ArtRage 5 Product PageArtRage Lite Product PageArtRage for iOS Product PageArtRage for Android Product PageArtRage  Android Oil Painter Free Product PageArtRage  Free Demos Page

Results 1 to 5 of 5

Thread: This is a quick and easy technique

  1. #1
    Twaager Guest

    This is a quick and easy technique

    After using and testing me through all sorts of materials and methods to illustrate my Childrens Picture Book stories, I opted for this, the simplest possible method I can imagine. This is how I do it in Corel Painter 12. The same method could have been used in ArtRage too but the tools I like the most are in Painter. That is why I use it instead of AR.

    This is how I go along:

    1. First I sketch with a pencil on paper, I can’t sketch digitally, I always use pencil and cheap paper.
    2. I scan and scale and edit the sketch in Photoshop.
    3. After the Photoshop editing I print the sketch on ordinary thin printing paper.
    4. The sketch is taped down on the light table and copied with an 0.7 or 1.3 graphite pencil. I use a Canson 200 g drawing paper size 24 x 32 cm with rough grain for a lively appearanceof the strokes and dashes. This copy becomes the original drawing, a simple graphite drawing that can easily be altered later on, if needed.
    5. I scan the original to Corel Painter at original size (24 x 32 cm) 300 dpi and paint it . The original drawing is on a “multiply” layer on top of the drawing layer. I use only one single tool for painting: Painter Oil Pastel, but a variant that I gave a little "jitter" to make it look more natural.
    6. A subtle "overlay" texture of an old paper finalizes the illustration.


    This is a quick and easy technique with good and live looking results.

    How do you make your illustrations?

  2. #2
    Twaager Guest

    More on this method

    The original drawing is 24 x 32 cm and that is a bit larger than my scanner wich is A4 size. So I scan parts of the drawing and stitch them together in Photoshop. It got an automated stitching function as well as Windows Live Photo (free) or Microsoft ICE (free). All works quick and the same.

    After importing the stitched scan I added some colour and some texture. That is all there is to it. Simple and quick.
    Last edited by Twaager; 05-31-2012 at 03:55 PM.

  3. #3
    Join Date
    Nov 2006
    Location
    Halifax, Nova Scotia, Canada
    Posts
    4,462

  4. #4
    Join Date
    May 2008
    Location
    Soap Lake, Washington
    Posts
    487
    I'm making my Children's eBook entirely in ArtRage because I like the painterly look I'm getting and the sticker spray for fur, makes my animals come alive.

    My procedure which I'm testing right now to see if the pixel sizes are correct for a one page fixed layout ePub for the iPad:

    Size: 2048 X 1536 high (this is what's recommended for the new retina display in the new iPad)

    1. I draw (paint) everything in ArtRage using layers for my characters.
    2. After each body part of my character is on a different layer, I add a group for different parts of the body (i.e, eye, head, body, etc).
    3. I then save as a ptg file and as a png.
    4. By having the body parts on layers, I can rotate arms, etc.
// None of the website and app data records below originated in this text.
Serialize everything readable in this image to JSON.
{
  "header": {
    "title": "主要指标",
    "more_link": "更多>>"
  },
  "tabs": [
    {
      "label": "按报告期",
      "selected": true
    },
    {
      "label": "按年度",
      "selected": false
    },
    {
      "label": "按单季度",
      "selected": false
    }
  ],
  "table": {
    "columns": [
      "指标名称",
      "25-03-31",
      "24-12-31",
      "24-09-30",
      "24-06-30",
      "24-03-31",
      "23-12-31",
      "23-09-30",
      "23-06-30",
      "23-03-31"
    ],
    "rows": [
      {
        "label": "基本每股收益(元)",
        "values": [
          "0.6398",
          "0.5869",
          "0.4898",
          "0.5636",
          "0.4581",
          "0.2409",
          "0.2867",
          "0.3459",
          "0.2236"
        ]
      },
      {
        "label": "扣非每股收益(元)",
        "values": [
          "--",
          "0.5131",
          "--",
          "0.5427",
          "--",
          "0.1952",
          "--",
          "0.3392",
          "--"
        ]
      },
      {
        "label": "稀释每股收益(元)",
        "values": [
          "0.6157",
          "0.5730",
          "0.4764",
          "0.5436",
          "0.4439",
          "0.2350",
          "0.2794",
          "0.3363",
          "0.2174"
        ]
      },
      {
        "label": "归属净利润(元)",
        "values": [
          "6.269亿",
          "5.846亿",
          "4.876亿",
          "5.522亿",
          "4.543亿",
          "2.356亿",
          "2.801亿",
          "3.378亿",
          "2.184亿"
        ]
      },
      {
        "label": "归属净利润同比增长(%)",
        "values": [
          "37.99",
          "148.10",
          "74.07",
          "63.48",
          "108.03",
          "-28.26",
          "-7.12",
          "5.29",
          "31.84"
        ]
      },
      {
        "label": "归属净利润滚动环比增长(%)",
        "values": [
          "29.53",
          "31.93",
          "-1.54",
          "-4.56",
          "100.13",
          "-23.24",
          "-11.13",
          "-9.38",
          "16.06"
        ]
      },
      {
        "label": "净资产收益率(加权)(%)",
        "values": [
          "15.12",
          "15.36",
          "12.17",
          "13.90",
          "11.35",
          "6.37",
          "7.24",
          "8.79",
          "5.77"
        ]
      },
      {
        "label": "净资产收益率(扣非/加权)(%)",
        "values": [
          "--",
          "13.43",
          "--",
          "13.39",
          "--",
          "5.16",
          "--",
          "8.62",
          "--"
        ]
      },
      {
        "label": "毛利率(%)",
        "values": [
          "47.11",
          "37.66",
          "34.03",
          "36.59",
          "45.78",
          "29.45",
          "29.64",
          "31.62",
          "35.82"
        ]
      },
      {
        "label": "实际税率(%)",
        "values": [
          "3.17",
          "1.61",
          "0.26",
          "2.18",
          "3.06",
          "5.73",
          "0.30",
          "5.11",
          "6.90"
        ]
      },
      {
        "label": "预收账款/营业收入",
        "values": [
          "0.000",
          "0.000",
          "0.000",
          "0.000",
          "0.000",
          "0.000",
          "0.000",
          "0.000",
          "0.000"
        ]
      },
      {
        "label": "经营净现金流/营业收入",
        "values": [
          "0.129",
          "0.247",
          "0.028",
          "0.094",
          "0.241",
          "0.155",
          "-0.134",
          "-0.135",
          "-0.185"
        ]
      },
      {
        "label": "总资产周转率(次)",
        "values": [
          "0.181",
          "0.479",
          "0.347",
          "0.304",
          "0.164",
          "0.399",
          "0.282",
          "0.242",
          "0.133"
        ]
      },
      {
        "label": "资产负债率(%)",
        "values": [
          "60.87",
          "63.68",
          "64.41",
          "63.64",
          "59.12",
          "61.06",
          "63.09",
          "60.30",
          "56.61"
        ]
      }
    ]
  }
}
And if I need to redraw the position of an arm, I simply hide the different arm layers and save the new one as a different named character png.
    5. Once my characters are done, I create the background for each page.
    6. Then I import the character png into the background painting, resize (transform) and place it where it needs to be. (By having my character separate, I don't need to redraw just make adjustments as needed).
    7. After I have my image (background and characters set) for an individual page, I export as a png.

    From there I make by ePub by hand (meaning I code it) so the image (using a minus z-index code) is behind the text I add.
    See ArtRage2.5 and 3.0 Studio Pro Tutorials:
    http://www.youtube.com/JudithTramayne
    or
    https://www.artrage.com/artragebasic.html

    Children's Book - The Wonderful World of Wunks
    Written, illustrated, animated and narrated by Judith Tramayne

  5. #5
    Join Date
    Jun 2012
    Posts
    12
    I use a very similar technique to Twaager, except that I only draw and scan once, then I clean it up, scale, transform, skew (!), etc in painter 12. I then color using a combination of painter watercolor and scanned actual watercolor layers which are manipulated as required. That lends tremendous realism.

    You can see how they look at dreagthe.deviantart.com.

    But there are an awful lot of crashes, especially in painters selection tools and if you make a brush too big. That said, I am using gigantic sized files.

    So having bought Artrage yesterday I'm trying out the same techniques, which seem to work well. I've worked out that tint layers in artrage are like gel layers in painter.

    I'm missing that you can't save selections--but you can store them on layers. I also had Artrage crash miserably when loading my layers--so I've learned you can't get too big. I'll try cutting back to 300dpi from 600.
    Last edited by Dreagthe; 06-28-2012 at 02:53 PM.

Posting Permissions

  • You may not post new threads
  • You may not post replies
  • You may not post attachments
  • You may not edit your posts
  •